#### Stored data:
□ □ □ □
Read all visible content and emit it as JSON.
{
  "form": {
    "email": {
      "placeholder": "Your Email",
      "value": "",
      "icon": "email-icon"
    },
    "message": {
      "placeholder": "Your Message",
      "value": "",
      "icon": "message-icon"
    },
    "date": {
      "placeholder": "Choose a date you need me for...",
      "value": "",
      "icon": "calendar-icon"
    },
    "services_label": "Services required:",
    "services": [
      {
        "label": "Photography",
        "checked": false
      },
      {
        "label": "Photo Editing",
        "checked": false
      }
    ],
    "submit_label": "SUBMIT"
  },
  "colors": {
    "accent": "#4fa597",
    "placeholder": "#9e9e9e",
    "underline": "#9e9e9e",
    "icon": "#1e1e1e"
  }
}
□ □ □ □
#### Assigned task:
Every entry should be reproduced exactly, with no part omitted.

#### Task result:
Read all visible content and emit it as JSON.
{
  "form": {
    "email": {
      "placeholder": "Your Email",
      "value": "",
      "icon": "email-icon"
    },
    "message": {
      "placeholder": "Your Message",
      "value": "",
      "icon": "message-icon"
    },
    "date": {
      "placeholder": "Choose a date you need me for...",
      "value": "",
      "icon": "calendar-icon"
    },
    "services_label": "Services required:",
    "services": [
      {
        "label": "Photography",
        "checked": false
      },
      {
        "label": "Photo Editing",
        "checked": false
      }
    ],
    "submit_label": "SUBMIT"
  },
  "colors": {
    "accent": "#4fa597",
    "placeholder": "#9e9e9e",
    "underline": "#9e9e9e",
    "icon": "#1e1e1e"
  }
}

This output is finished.